◆ **Exercise details**:
List each line of the data in which the string "icon" appears.

== Records for this exercise ==

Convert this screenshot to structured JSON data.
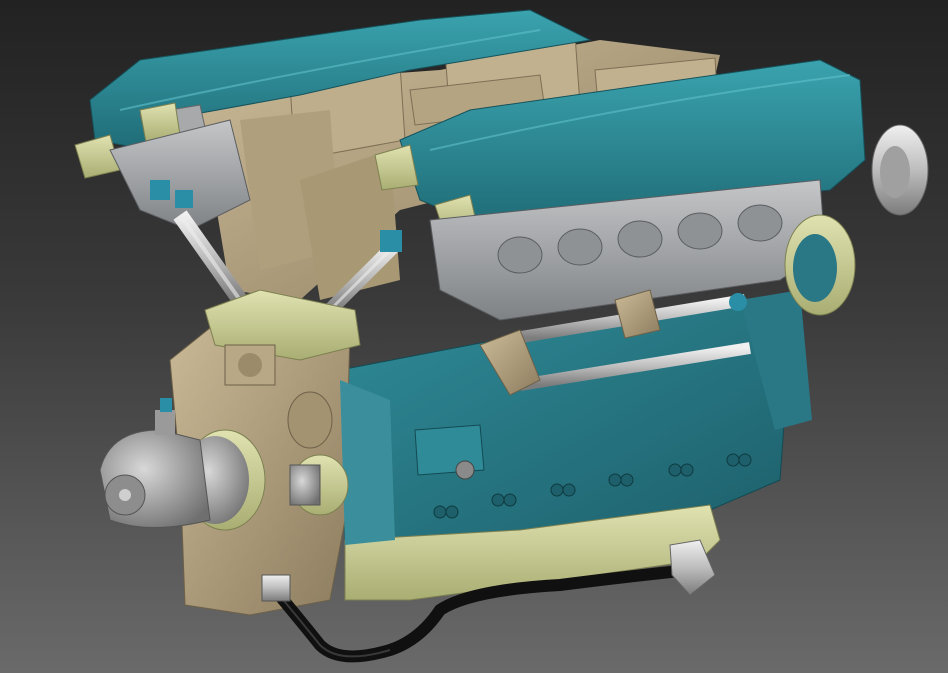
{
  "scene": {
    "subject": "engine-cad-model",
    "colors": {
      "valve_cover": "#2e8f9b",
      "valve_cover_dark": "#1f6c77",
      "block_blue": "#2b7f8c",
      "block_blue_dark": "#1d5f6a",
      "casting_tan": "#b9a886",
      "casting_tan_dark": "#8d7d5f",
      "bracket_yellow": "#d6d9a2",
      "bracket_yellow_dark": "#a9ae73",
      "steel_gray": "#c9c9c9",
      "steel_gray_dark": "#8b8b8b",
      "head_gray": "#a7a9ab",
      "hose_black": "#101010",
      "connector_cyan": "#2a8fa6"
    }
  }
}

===
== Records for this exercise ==

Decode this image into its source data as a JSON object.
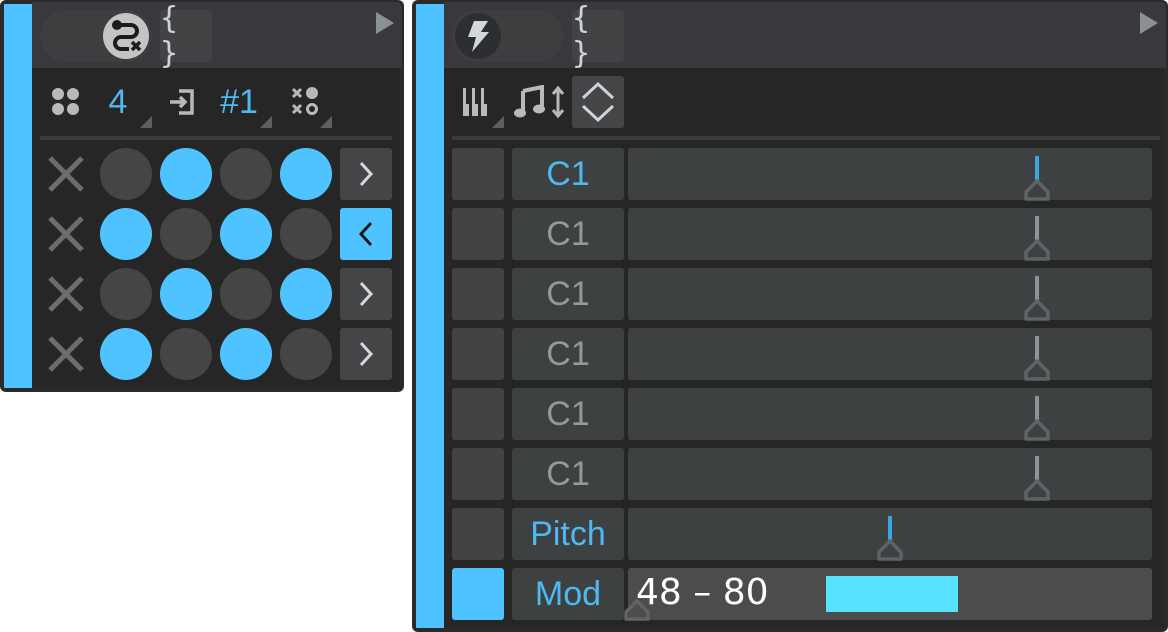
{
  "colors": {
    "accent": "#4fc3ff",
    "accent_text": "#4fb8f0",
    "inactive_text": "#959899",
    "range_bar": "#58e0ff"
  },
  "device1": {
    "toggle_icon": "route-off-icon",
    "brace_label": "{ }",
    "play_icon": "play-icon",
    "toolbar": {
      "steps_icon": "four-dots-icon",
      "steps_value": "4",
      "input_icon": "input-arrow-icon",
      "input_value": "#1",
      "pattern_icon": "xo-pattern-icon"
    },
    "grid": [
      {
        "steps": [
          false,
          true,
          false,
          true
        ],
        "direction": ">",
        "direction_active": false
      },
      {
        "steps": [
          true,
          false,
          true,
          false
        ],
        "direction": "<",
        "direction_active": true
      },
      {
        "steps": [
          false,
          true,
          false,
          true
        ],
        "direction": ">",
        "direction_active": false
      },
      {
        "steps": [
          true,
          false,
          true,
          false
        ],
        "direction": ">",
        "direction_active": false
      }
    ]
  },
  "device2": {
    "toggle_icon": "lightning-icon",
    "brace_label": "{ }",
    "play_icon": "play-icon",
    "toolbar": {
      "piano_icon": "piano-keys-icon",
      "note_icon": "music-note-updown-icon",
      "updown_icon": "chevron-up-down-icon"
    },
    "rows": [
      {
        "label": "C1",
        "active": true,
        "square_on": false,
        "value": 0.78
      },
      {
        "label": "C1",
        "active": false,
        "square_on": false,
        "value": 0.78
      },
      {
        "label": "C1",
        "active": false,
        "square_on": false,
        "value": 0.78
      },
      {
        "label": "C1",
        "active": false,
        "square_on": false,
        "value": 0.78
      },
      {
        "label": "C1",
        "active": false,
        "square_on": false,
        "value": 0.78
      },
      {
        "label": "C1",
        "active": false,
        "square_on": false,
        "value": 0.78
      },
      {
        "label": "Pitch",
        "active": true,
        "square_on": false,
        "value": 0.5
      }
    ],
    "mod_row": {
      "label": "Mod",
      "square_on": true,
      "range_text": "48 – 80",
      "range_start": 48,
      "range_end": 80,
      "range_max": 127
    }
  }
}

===

◆ **Task answer**:
    "toggle_icon": "route-off-icon",
    "play_icon": "play-icon",
      "steps_icon": "four-dots-icon",
      "input_icon": "input-arrow-icon",
      "pattern_icon": "xo-pattern-icon"
    "toggle_icon": "lightning-icon",
    "play_icon": "play-icon",
      "piano_icon": "piano-keys-icon",
      "note_icon": "music-note-updown-icon",
      "updown_icon": "chevron-up-down-icon"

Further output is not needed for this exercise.